Homer decides to get his family to be more normal and his first idea is to quit sitting in front of the TV during dinner and sit at table. He even goes so far as to demand they say "Grace" first ("Rub-a-dub-dub, thanks for the grub.") but all this does is make the family comment that all families are like them. Homer disagrees so they go out and do a little family peeping-tomming where they find a family that is just too overly perfect right out of a 1950s television show:
Look, the dad has a shirt on.
Deeming these people to be "obvious freaks" Homer takes his family to another house with a more rustic family but one probably closer to than the Simpsons than we see:
This family ends up turning a shotgun on the Simpsons, chasing them away to another family's house that they declare is a dump and chuckle that Homer has trampled the poor sap's flower bed before realizing that it is their house. Homer, defeated, goes off to Moe's.

While at Moe's, Homer comments that his mother told him that he was "a big disappointment" which doesn't sound like the Mona Simpson that would be introduced eight or so years later. Homer's attention is caught by a commercial for Dr. Marvin Monroe's Family Therapy Center who guarantees family bliss or double your money back. Like many other scenes from The Simpsons, the family featured in the commercial are ripe for quote picking.
Wife: "Honey, aren't you going to work today?"
Husband: "No, I don't think so."
Wife: "Honey, you have a problem and it won't get better until you admit it."
Husband: "I admit this, you better shut your big yap."

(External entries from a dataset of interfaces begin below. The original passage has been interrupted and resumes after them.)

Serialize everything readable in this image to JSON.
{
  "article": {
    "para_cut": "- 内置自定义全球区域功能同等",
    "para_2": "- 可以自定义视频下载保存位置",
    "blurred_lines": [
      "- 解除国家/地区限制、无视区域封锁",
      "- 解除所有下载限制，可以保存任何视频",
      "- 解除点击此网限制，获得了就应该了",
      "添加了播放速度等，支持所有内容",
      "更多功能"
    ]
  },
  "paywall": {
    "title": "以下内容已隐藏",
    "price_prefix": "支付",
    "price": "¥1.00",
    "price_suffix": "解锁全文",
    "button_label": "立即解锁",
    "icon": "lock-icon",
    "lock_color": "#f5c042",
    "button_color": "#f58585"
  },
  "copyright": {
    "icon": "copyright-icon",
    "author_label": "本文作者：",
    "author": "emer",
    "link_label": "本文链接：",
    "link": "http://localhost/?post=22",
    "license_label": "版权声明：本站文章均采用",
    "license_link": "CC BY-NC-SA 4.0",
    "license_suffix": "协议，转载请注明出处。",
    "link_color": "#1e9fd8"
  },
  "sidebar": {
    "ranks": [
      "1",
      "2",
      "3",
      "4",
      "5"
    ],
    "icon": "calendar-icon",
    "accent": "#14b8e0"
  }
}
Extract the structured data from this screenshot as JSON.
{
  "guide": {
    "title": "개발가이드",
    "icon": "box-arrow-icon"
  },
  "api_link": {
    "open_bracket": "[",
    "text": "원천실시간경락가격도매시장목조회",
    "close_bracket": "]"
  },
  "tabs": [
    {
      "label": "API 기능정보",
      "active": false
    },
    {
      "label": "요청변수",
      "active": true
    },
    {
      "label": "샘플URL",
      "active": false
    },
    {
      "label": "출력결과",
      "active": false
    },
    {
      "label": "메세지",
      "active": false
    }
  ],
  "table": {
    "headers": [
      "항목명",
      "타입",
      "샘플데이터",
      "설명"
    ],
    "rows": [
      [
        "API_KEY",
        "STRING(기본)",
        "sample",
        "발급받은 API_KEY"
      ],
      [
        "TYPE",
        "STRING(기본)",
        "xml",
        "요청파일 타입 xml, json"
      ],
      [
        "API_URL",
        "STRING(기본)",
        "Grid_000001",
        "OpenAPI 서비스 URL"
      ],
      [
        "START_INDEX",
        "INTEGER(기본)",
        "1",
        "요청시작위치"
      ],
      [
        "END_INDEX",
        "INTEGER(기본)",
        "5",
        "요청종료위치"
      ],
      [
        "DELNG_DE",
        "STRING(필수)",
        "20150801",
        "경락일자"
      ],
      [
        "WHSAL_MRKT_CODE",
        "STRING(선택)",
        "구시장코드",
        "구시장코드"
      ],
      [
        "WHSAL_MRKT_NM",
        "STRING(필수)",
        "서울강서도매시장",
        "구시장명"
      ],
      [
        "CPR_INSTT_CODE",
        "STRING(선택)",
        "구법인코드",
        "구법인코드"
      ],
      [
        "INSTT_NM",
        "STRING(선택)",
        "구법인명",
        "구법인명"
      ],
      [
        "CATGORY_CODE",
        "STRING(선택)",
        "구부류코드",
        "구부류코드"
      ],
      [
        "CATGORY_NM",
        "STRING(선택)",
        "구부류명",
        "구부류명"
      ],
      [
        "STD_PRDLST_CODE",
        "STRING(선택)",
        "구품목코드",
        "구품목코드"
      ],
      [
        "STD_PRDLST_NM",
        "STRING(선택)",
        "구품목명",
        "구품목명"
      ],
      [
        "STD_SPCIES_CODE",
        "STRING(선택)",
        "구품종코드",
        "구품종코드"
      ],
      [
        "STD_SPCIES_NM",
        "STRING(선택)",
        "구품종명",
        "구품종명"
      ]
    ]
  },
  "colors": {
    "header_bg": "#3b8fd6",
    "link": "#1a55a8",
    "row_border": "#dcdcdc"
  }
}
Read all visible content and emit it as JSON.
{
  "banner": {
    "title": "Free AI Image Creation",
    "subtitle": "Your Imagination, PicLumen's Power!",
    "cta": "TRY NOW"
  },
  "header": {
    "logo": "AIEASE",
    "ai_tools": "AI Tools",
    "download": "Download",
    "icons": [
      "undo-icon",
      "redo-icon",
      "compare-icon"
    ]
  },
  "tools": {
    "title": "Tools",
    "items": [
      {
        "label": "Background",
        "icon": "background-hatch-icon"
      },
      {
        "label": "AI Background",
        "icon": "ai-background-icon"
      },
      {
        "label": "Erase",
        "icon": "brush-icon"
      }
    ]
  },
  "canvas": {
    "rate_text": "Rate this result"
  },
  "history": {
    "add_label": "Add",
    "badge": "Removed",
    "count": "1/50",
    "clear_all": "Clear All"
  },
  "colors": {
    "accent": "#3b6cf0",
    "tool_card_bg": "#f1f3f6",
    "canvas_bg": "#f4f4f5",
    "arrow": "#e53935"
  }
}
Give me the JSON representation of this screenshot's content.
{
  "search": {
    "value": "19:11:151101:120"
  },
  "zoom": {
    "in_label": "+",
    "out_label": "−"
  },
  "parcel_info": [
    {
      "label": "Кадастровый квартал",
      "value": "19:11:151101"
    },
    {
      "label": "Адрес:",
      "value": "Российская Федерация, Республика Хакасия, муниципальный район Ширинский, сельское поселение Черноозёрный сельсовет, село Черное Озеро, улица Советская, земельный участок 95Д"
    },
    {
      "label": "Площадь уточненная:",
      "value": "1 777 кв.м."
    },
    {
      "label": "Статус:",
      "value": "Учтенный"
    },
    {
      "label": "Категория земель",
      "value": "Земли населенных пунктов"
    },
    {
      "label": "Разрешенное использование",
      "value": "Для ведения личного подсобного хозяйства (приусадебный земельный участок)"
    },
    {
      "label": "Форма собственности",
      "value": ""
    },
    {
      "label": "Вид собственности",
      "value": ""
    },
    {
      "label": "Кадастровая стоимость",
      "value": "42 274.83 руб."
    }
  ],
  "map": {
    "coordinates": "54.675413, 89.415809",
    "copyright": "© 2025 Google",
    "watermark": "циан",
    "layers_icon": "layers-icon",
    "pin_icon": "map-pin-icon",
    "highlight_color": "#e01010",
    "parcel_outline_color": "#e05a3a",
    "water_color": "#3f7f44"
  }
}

Wife: "Oh, you shut up."
Husband: "No, you shut up."
Wife: "No, you shut up."
Husband: "Oh, shut up."
Kid: "Why don't you BOTH shut up!"
So Homer makes an appointment, dips into the kids' college fund, that only Lisa is concerned about, and pawn their TV in order to get the $250 needed. While Dr. Marvin Monroe, who would be a major recurring character for the first three seasons or so, starts out sounding competent by having the family draw what they think is the main stressor in their lives (everyone draws Homer, Homer draws a plane bombing a house because he wasn't paying attention) that competency is quickly stripped away because we are nearing the 22 minute mark. After having the family hit each other with padded sticks for awhile ("They'd work much better without the padding, Doc.") Dr. Monroe resorts to a kind of shock therapy which turns the Simpsons into a model family who go out for frosty chocolate milkshakes.
Wait. No, that's the family that Dr. Monroe was seeing before the Simpsons. All the shock therapy does is run up Dr. Monroe's electricity bill and mess up Marge's hair. Dr. Monroe demands the family leave while Homer demands his money back.

So with $500 in hand, Homer suggest going out for frosty chocolate milkshakes anyway and buying a new TV with a little cart so they can wheel it into the dining room on holidays. They may not be perfect but Homer realizes that they are just fine as a family the way they are.
The Simpsons is still stuck in "kid mode" with this episode, something that kind of went back and forth in the first season. Just like the first season of The Flintstones, the episodes produced leaned heavily on things that would get kids to watch which would get parents to watch. Once word would get around about how different and grown-up The Simpsons was, viewership would go up. While Bart seemed to gain headway in the popularity department, looking at the episodes, there was no clear star but if one had to be named, it would be Homer. But other members of the family would get their own featured episode including Marge in "Life On the Fast Lane" and Lisa in "Moaning Lisa Blues". Next, Bart would get his second featured episode "Bart the General".